The apple was a disaster from the first stroke. I used the wrong brush to get the needed effect, and I applied yellow paint first, which bled into my red, leaving my apple looking more like a peach. So, I abandoned it and turned to the strawberries, which at one point looked pretty good, if I do say so myself. Well, the berries were too pale, and the seeds were too big, but otherwise, they looked pretty good.

Several people, including the instructor, peeked over my shoulder and agreed; the strawberries had turned out pretty well. The class then moved onto a different project -- except for me. I fixated on my strawberries that just looked "pretty good" but not perfect. So. . .

I mixed some more red paint with water and painted over each berry. Now, water color is not like oil paint, which can be painted over and over and over without doing any damage. I turned my pretty red berries into this muddy mess as the seed's yellowish brown color bled into the red color. By the time I was done, they looked like the berries the produce customer would have designated for the compost pile.

Because I am a recovering perfectionist, I was able to separate my self-image from my picture. I did not feel like a moral failure because I ruined my strawberries. Still, I saw my old nemesis raise his ugly head, and I learned another object lesson: leave the strawberries alone.

Friday, October 3, 2008

Marmee and Money

When Jeff's family and I ate at a Mexican restaurant recently, Kara had one thing on her mind: the mini arcade positioned by the front door.

Our booth was on the opposite side of a short partition that divided the dining area from the video games and vending machines. Always propelled by curiosity, Kara kept standing up (and sitting down at her father's direction), so she could survey all the fun things.

After she finished eating and because he could see the games from where he sat, Jeff granted her request to leave the table. While Krista packed the diaper bag, and Jeff filled the leftovers containers, Kara rounded the partition and headed straight to me with one pressing question: "Do you have any money?"

Thursday, October 2, 2008

Perfectionism: A Too Familiar Tune

Once again I find myself in a familiar place: battling perfectionistic thinking. This time it stems from a new job as the assistant to the director of the Greater Kansas City Writing Project. (Katie, the director, refers to me as the assistant director, but I can't quite own that label!)

I love Katie and so many other people I get to work with, and I love the work. More than once in the last several years, I have said being someone's assistant would be fun, and then Katie asked me to take this position for this school year. What a blessing! After (minimal-- I confess -- perhaps my first mistake) prayer, I agreed.

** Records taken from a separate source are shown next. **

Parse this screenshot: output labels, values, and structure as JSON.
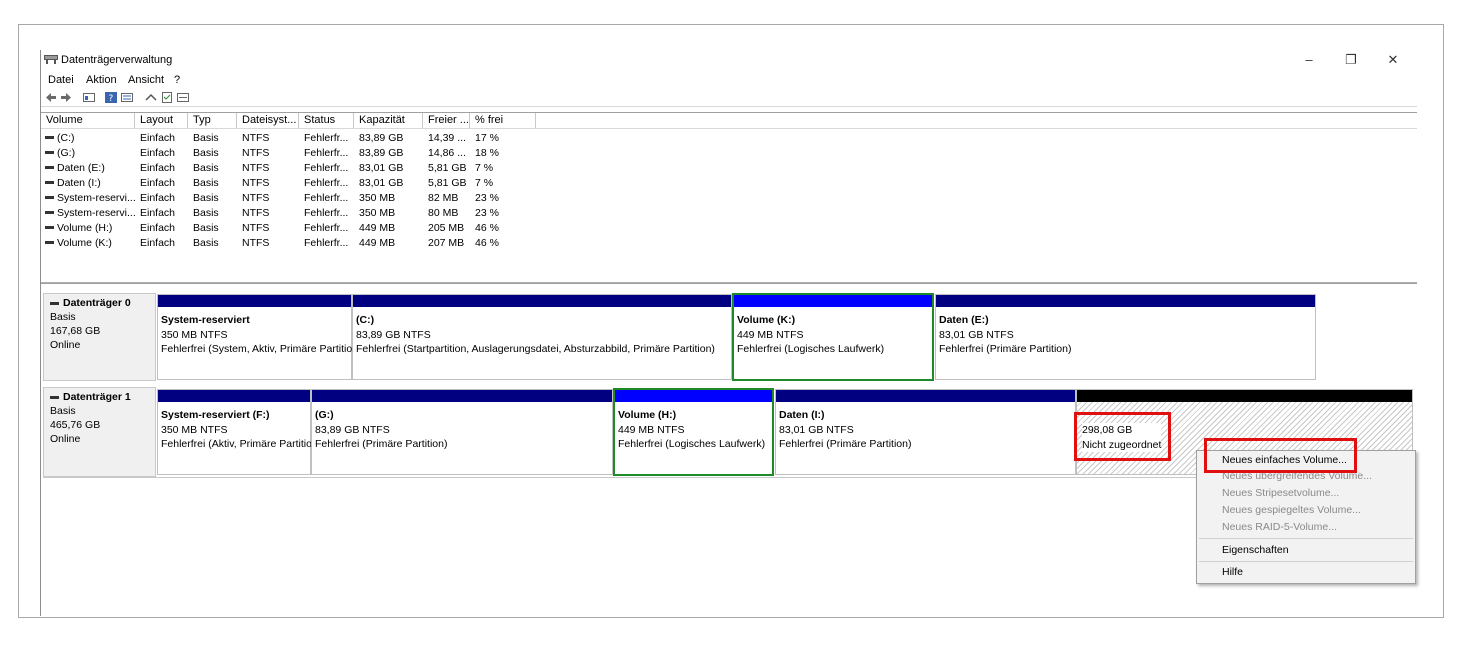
{
  "window": {
    "title": "Datenträgerverwaltung",
    "buttons": {
      "minimize": "–",
      "maximize": "❐",
      "close": "✕"
    }
  },
  "menu": [
    "Datei",
    "Aktion",
    "Ansicht",
    "?"
  ],
  "list": {
    "columns": [
      "Volume",
      "Layout",
      "Typ",
      "Dateisyst...",
      "Status",
      "Kapazität",
      "Freier ...",
      "% frei"
    ],
    "rows": [
      [
        "(C:)",
        "Einfach",
        "Basis",
        "NTFS",
        "Fehlerfr...",
        "83,89 GB",
        "14,39 ...",
        "17 %"
      ],
      [
        "(G:)",
        "Einfach",
        "Basis",
        "NTFS",
        "Fehlerfr...",
        "83,89 GB",
        "14,86 ...",
        "18 %"
      ],
      [
        "Daten (E:)",
        "Einfach",
        "Basis",
        "NTFS",
        "Fehlerfr...",
        "83,01 GB",
        "5,81 GB",
        "7 %"
      ],
      [
        "Daten (I:)",
        "Einfach",
        "Basis",
        "NTFS",
        "Fehlerfr...",
        "83,01 GB",
        "5,81 GB",
        "7 %"
      ],
      [
        "System-reservi...",
        "Einfach",
        "Basis",
        "NTFS",
        "Fehlerfr...",
        "350 MB",
        "82 MB",
        "23 %"
      ],
      [
        "System-reservi...",
        "Einfach",
        "Basis",
        "NTFS",
        "Fehlerfr...",
        "350 MB",
        "80 MB",
        "23 %"
      ],
      [
        "Volume (H:)",
        "Einfach",
        "Basis",
        "NTFS",
        "Fehlerfr...",
        "449 MB",
        "205 MB",
        "46 %"
      ],
      [
        "Volume (K:)",
        "Einfach",
        "Basis",
        "NTFS",
        "Fehlerfr...",
        "449 MB",
        "207 MB",
        "46 %"
      ]
    ]
  },
  "disks": [
    {
      "name": "Datenträger 0",
      "type": "Basis",
      "size": "167,68 GB",
      "state": "Online",
      "partitions": [
        {
          "name": "System-reserviert",
          "size": "350 MB NTFS",
          "status": "Fehlerfrei (System, Aktiv, Primäre Partition)"
        },
        {
          "name": "(C:)",
          "size": "83,89 GB NTFS",
          "status": "Fehlerfrei (Startpartition, Auslagerungsdatei, Absturzabbild, Primäre Partition)"
        },
        {
          "name": "Volume  (K:)",
          "size": "449 MB NTFS",
          "status": "Fehlerfrei (Logisches Laufwerk)"
        },
        {
          "name": "Daten  (E:)",
          "size": "83,01 GB NTFS",
          "status": "Fehlerfrei (Primäre Partition)"
        }
      ]
    },
    {
      "name": "Datenträger 1",
      "type": "Basis",
      "size": "465,76 GB",
      "state": "Online",
      "partitions": [
        {
          "name": "System-reserviert  (F:)",
          "size": "350 MB NTFS",
          "status": "Fehlerfrei (Aktiv, Primäre Partition)"
        },
        {
          "name": "(G:)",
          "size": "83,89 GB NTFS",
          "status": "Fehlerfrei (Primäre Partition)"
        },
        {
          "name": "Volume  (H:)",
          "size": "449 MB NTFS",
          "status": "Fehlerfrei (Logisches Laufwerk)"
        },
        {
          "name": "Daten  (I:)",
          "size": "83,01 GB NTFS",
          "status": "Fehlerfrei (Primäre Partition)"
        }
      ],
      "unallocated": {
        "size": "298,08 GB",
        "label": "Nicht zugeordnet"
      }
    }
  ],
  "context_menu": {
    "items": [
      {
        "label": "Neues einfaches Volume...",
        "enabled": true
      },
      {
        "label": "Neues übergreifendes Volume...",
        "enabled": false
      },
      {
        "label": "Neues Stripesetvolume...",
        "enabled": false
      },
      {
        "label": "Neues gespiegeltes Volume...",
        "enabled": false
      },
      {
        "label": "Neues RAID-5-Volume...",
        "enabled": false
      },
      {
        "label": "Eigenschaften",
        "enabled": true
      },
      {
        "label": "Hilfe",
        "enabled": true
      }
    ]
  },
  "colors": {
    "primary_partition_bar": "#000080",
    "selected_partition_bar": "#0000ff",
    "selected_border": "#1f8a2a",
    "highlight": "#e01010",
    "unallocated_bar": "#000000"
  }
}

As I settle into a routine, anxiety sits on my chest, much like a 100-pound gorilla. This is old stuff, and I've pulled out every tool God has given me to have victory: reciting scripture, praying, confessing, seeking wise counsel -- yet nothing has changed the fluttery heart and shortness of breath.

Yesterday at Bible Study Fellowship (where we are studying Moses) our teaching leader commented on how Moses 'messed up' when he tried to help a fellow Israelite by murdering an Egyptian. She went on to talk about our 'mess ups' -- in our relationships, in our educational experience, with our children, on the job. And in the middle of her list, God whispered (in my mind) Will you let me be the God of your 'mess ups'? In that simple question, the Holy Spirit revealed that in my fears, I am ultimately saying my mistakes are too big for God to handle. How arrogant of me! I repent and am thankful for a merciful God who forgives.

The question did not have a magical effect by removing every trace of anxiety, but I purpose to go on with God, and I am greatly comforted to know that He promises to never leave me nor forsake me. I'm in good hands.